Answer 3): Our politics may be ‘broken’ at all levels, but it’s hard to believe that a court won’t strike down this over-the-top misuse of campaign finance law. The governor is using a loophole that is begging to be plugged. Will this become a campaign issue? No, because an increasingly cynical public realizes the election system is awash in money and has given up caring about how much campaign cash is being raised and spent. This will boil down to whether Whitmer will be able to maximize her financial resources in the face of what may be a well-funded challenge by a Republican nominee, somewhat like the situation in 2006 when Gov. Jennifer Granholm realized she would be facing a billionaire (Republican Dick DeVos) and could fend him off only if she was able to raise close to the amount of money DeVos would throw at her. She did.
Question 4): If there is a so-called “forensic audit” of the 2020 election in Michigan which certifies that Joe Biden truly DID win, would that change the minds of anyone who had believed otherwise?

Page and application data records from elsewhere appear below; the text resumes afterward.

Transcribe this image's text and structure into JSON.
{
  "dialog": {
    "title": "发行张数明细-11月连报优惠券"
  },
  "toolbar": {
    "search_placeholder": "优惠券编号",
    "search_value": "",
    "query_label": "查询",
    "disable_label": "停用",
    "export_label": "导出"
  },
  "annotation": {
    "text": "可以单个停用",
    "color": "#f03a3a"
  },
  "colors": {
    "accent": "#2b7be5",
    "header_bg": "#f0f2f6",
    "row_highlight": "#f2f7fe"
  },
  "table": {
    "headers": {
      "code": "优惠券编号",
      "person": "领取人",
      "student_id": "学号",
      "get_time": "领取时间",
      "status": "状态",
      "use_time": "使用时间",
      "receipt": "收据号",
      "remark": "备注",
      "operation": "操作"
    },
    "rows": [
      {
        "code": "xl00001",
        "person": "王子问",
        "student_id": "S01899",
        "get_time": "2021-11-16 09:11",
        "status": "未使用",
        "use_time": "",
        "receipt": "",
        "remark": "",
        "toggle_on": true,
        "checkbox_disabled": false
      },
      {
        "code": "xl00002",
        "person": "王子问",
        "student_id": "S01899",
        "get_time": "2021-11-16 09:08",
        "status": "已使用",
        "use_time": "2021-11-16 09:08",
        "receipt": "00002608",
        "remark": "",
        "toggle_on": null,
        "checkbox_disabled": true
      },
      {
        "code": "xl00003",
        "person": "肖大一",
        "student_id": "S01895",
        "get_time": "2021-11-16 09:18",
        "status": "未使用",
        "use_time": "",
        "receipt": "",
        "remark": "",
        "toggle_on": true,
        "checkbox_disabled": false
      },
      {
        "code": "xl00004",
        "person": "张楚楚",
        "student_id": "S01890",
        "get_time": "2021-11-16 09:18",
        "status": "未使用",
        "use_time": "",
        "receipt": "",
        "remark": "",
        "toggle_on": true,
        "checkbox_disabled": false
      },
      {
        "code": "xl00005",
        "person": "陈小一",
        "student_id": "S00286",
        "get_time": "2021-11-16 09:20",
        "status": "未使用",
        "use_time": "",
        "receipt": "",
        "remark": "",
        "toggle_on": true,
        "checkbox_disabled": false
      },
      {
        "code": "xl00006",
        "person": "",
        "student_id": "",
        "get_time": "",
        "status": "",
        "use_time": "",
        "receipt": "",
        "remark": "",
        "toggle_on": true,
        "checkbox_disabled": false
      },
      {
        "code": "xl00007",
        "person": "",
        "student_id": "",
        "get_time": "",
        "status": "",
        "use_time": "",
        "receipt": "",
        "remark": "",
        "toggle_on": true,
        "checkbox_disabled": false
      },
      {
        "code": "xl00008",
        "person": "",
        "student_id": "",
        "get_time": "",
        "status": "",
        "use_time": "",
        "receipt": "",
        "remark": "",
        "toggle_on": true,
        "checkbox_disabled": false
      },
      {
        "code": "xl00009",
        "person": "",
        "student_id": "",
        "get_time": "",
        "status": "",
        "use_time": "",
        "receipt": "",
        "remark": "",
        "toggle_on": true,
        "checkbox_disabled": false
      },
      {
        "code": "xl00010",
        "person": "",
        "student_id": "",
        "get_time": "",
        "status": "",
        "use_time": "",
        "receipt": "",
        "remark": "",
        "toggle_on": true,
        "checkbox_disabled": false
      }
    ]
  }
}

Answer 4): No, or at the most three to five people out of a hundred. Question is, what are all 100 going to do about it next year? Will they all vote? Or will they stay home? If the latter, the Republicans will get smoked.